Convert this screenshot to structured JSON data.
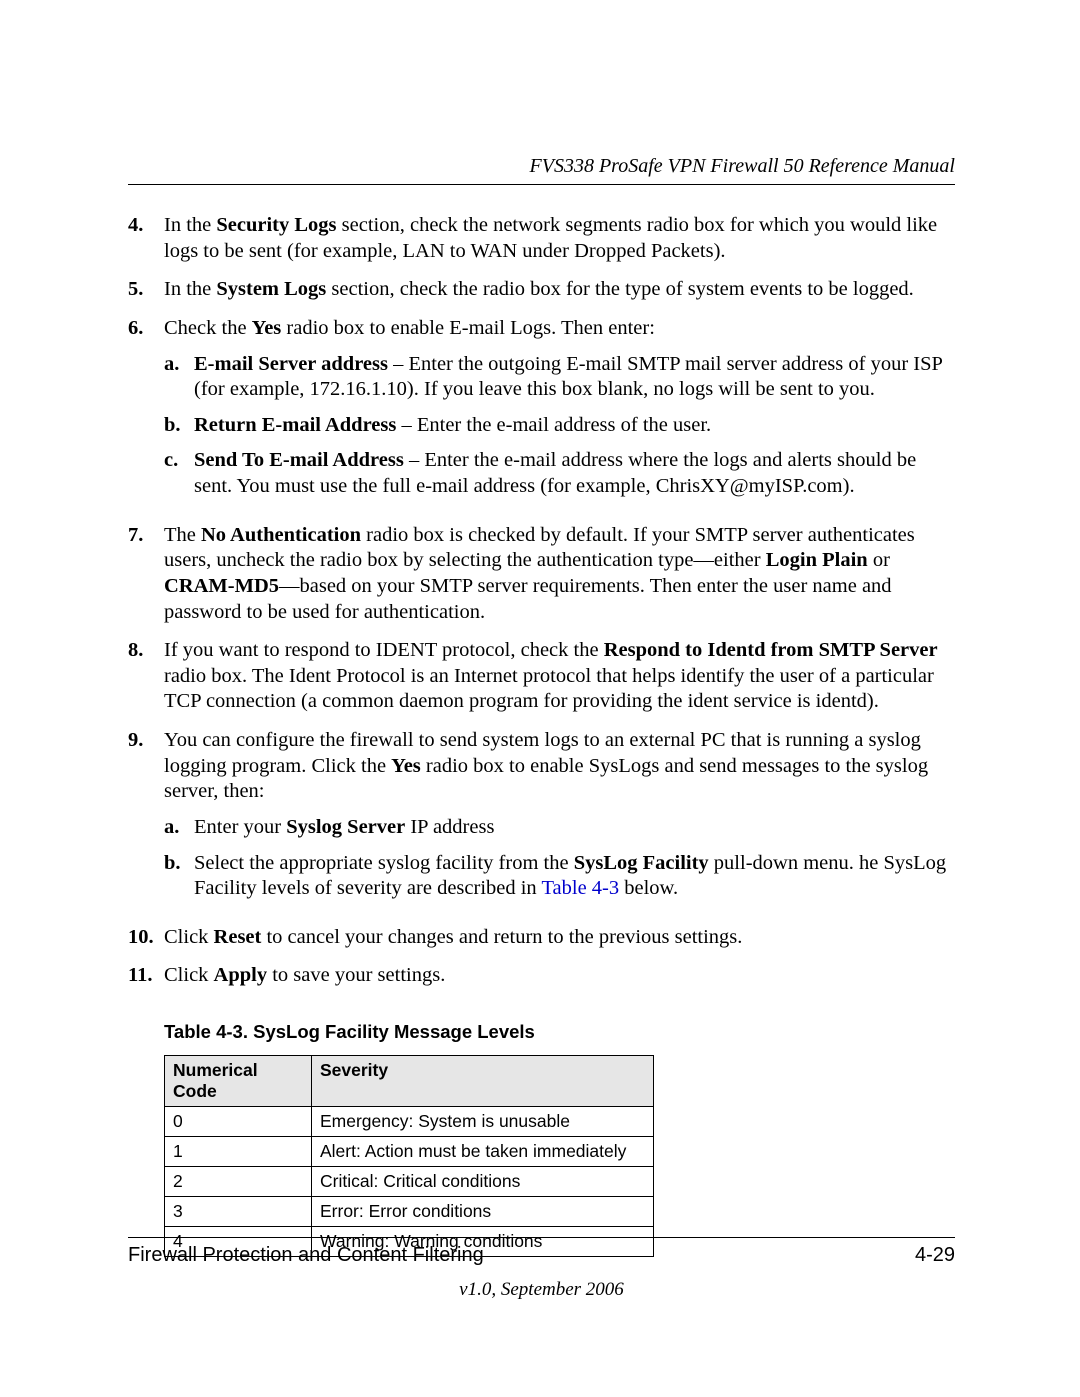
{
  "header": {
    "title": "FVS338 ProSafe VPN Firewall 50 Reference Manual"
  },
  "list": {
    "item4": {
      "num": "4.",
      "pre": "In the ",
      "bold": "Security Logs",
      "post": " section, check the network segments radio box for which you would like logs to be sent (for example, LAN to WAN under Dropped Packets)."
    },
    "item5": {
      "num": "5.",
      "pre": "In the ",
      "bold": "System Logs",
      "post": " section, check the radio box for the type of system events to be logged."
    },
    "item6": {
      "num": "6.",
      "pre": "Check the ",
      "bold": "Yes",
      "post": " radio box to enable E-mail Logs. Then enter:",
      "a": {
        "letter": "a.",
        "bold": "E-mail Server address",
        "text": " – Enter the outgoing E-mail SMTP mail server address of your ISP (for example, 172.16.1.10). If you leave this box blank, no logs will be sent to you."
      },
      "b": {
        "letter": "b.",
        "bold": "Return E-mail Address",
        "text": " – Enter the e-mail address of the user."
      },
      "c": {
        "letter": "c.",
        "bold": "Send To E-mail Address",
        "text": " – Enter the e-mail address where the logs and alerts should be sent. You must use the full e-mail address (for example, ChrisXY@myISP.com)."
      }
    },
    "item7": {
      "num": "7.",
      "t1": "The ",
      "b1": "No Authentication",
      "t2": " radio box is checked by default. If your SMTP server authenticates users, uncheck the radio box by selecting the authentication type—either ",
      "b2": "Login Plain",
      "t3": " or ",
      "b3": "CRAM-MD5",
      "t4": "—based on your SMTP server requirements. Then enter the user name and password to be used for authentication."
    },
    "item8": {
      "num": "8.",
      "t1": "If you want to respond to IDENT protocol, check the ",
      "b1": "Respond to Identd from SMTP Server",
      "t2": " radio box. The Ident Protocol is an Internet protocol that helps identify the user of a particular TCP connection (a common daemon program for providing the ident service is identd)."
    },
    "item9": {
      "num": "9.",
      "t1": "You can configure the firewall to send system logs to an external PC that is running a syslog logging program. Click the ",
      "b1": "Yes",
      "t2": " radio box to enable SysLogs and send messages to the syslog server, then:",
      "a": {
        "letter": "a.",
        "t1": "Enter your ",
        "b1": "Syslog Server",
        "t2": " IP address"
      },
      "b": {
        "letter": "b.",
        "t1": "Select the appropriate syslog facility from the ",
        "b1": "SysLog Facility",
        "t2": " pull-down menu. he SysLog Facility levels of severity are described in ",
        "link": "Table 4-3",
        "t3": " below."
      }
    },
    "item10": {
      "num": "10.",
      "t1": "Click ",
      "b1": "Reset",
      "t2": " to cancel your changes and return to the previous settings."
    },
    "item11": {
      "num": "11.",
      "t1": "Click ",
      "b1": "Apply",
      "t2": " to save your settings."
    }
  },
  "table": {
    "caption": "Table 4-3. SysLog Facility Message Levels",
    "headers": {
      "col1": "Numerical Code",
      "col2": "Severity"
    },
    "rows": [
      {
        "code": "0",
        "sev": "Emergency: System is unusable"
      },
      {
        "code": "1",
        "sev": "Alert: Action must be taken immediately"
      },
      {
        "code": "2",
        "sev": "Critical: Critical conditions"
      },
      {
        "code": "3",
        "sev": "Error: Error conditions"
      },
      {
        "code": "4",
        "sev": "Warning: Warning conditions"
      }
    ]
  },
  "footer": {
    "left": "Firewall Protection and Content Filtering",
    "right": "4-29",
    "version": "v1.0, September 2006"
  }
}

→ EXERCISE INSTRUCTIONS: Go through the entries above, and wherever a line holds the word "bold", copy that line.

→ SOLUTION TO THIS PROBLEM:
      "bold": "Security Logs",
      "bold": "System Logs",
      "bold": "Yes",
        "bold": "E-mail Server address",
        "bold": "Return E-mail Address",
        "bold": "Send To E-mail Address",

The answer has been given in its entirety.